Two men casually wandered through Dolphin Mall earlier this month, past the teenage shoppers and kiosks hawking watches, and headed for a quiet bathroom. One man gripped an envelope stuffed with $10,000 in cash. The other waited for a handoff in a stall. And lurking in disguise nearby, federal agents watched it all go down.
Valentina Villafane was sitting in her second-grade classroom when the tear gas canister exploded. The principal of her private school outside Barquisimeto, Venezuela, saw it first — an errant volley from a national guardsman that flew between the bars of the school’s gate and rolled to the front door. The principal shouted for the students to run to the back of the building as gas plumed at the entrance.
As Valentina huddled with her classmates, teachers brought jars of vinegar from the cafeteria and showed the children how to apply it to their faces to protect against the gas. They waited for hours, trapped as desperate Barquisimetanos clashed with police outside.
“I was scared and I almost cried,” Valentina recalls in a telephone interview from Venezuela–where many live in dire poverty while the corrupt businessman who looted the country live lavishly in Houston and Miami.
In a rare move, District Attorney Devon Anderson intervened in a misdemeanor case to personally dismiss a DWI charge against prominent Houston defense attorney Tony Buzbee, the Houston Press discovered Monday morning.
In a statement to the Press, Anderson said the reason she decided to dismiss the case was that it was “the right thing to do.”
“He qualified for pre-trial intervention and completed all of the requirements typically mandated for a first offender DWI defendant,” Anderson said. “He did not contribute to my campaign in 2016 cycle.”
Yet even though Anderson’s own DWI diversion program requirements state that it is a one-year program, the case was dismissed after only eight months.
A Fort Bend County judge has upheld complaints of prosecutorial misconduct against a Harris County prosecutor who lied to a jury in a capital murder trial about whether she had struck deals with three jailhouse snitches in exchange for their testimony.
After finding that a prison inmate’s false testimony that prosecutor Elizabeth Shipley Exley knowingly allowed on the stand led to the conviction of Edward George McGregor, Judge James Shoemake has recommended McGregor receive habeas corpus relief and a new trial.

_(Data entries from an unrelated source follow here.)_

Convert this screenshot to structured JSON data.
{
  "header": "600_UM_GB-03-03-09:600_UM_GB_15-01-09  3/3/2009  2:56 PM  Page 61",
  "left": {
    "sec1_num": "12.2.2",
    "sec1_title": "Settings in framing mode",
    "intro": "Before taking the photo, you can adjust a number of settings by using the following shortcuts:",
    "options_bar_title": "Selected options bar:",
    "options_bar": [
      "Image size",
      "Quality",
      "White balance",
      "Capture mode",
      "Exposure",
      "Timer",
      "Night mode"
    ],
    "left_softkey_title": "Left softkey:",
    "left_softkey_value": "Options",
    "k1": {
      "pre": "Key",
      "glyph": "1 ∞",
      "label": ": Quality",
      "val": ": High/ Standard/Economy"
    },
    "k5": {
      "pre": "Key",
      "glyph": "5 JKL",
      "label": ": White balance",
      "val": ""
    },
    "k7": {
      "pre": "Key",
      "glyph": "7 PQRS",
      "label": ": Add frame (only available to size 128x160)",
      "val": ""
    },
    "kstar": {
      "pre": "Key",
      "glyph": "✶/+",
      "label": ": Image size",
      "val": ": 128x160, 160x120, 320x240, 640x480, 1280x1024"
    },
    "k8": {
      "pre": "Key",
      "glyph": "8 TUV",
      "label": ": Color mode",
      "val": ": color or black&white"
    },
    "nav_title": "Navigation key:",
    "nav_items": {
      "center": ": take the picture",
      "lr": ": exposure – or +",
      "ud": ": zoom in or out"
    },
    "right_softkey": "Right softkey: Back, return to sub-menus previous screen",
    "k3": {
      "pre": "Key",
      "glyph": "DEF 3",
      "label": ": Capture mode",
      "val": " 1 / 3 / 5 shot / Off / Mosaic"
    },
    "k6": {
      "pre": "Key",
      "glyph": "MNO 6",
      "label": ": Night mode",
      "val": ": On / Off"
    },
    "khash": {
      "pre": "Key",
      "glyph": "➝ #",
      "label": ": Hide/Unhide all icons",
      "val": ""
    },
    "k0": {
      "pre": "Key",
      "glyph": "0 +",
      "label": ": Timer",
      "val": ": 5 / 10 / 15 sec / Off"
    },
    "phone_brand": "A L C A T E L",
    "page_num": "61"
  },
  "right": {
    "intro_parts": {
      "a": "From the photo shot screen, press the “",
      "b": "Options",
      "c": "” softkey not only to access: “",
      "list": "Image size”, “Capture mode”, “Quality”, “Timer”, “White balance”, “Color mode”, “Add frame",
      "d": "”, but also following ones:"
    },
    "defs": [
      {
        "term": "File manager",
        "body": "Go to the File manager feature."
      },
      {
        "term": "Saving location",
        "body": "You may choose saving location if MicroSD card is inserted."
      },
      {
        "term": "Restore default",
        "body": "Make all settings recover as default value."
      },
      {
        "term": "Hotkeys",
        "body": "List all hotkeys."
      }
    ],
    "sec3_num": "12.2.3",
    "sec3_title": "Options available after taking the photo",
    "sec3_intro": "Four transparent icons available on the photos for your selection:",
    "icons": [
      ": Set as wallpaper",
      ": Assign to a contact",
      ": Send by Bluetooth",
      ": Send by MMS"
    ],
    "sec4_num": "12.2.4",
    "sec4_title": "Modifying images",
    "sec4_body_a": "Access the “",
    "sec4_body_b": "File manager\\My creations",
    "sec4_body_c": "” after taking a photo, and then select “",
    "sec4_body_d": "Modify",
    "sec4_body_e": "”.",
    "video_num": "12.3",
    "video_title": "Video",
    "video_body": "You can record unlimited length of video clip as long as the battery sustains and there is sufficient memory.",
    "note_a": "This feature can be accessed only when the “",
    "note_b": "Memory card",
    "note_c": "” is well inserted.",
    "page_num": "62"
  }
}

The corporal who was fired for wrongfully destroying thousands of pounds of evidence sat at the same tiny desk that had been in the Harris County Precinct 4 property room for 20 years. The printer had been broken for months. An old prisoner cell that had been converted to a gun storage room was full of rifles and shotguns stacked haphazardly on top of each other, and live ammunition was tucked away in disorganized boxes shared with handguns. Boxes marked “drugs” were stacked eight feet high, blocking the passageway down the room’s back aisles.
For 14 years, this was the workspace of Corporal Chris Hess, who was fired this spring after Precinct 4 superiors discovered he had destroyed about 21,000 pieces of evidence since 2007 and an unknown amount more since 2002 without following protocol, putting thousands of cases in jeopardy. Constable Mark Herman previously told reporters this scandal dated back only nine years, but an Internal Affairs Division report obtained by the Houston Press this week suggests the improper evidence destruction began earlier and was wider in scope.
“I’m Paul Vernon — Big Vern — of Cryptsy,” said the CEO, whose company was an online marketplace where users could trade their Bitcoins — a virtual form of money — for a growing number of digital imitators with names like Litecoin and Darkcoin.
Business was booming. In barely a year, Cryptsy had amassed 250,000 users trading millions of dollars, and Vernon was flying cross-country to speak at conferences from New York to San Francisco. His firm had outgrown its first office and moved its dozen or so employees into this Mediterranean-style building. Soon, Vernon himself would upgrade to a million-dollar Delray Beach mansion.
Breakfast reading from the Voice Media Empire: Imagine the horrific scenario. Members of a football team in a small community are involved in the alleged rape of a 16-year-old high school girl at an alcohol-drenched party. The intoxicated victim can’t remember anything, but her attack is captured on video by other students with cell phones. Phoenix New Times has the story.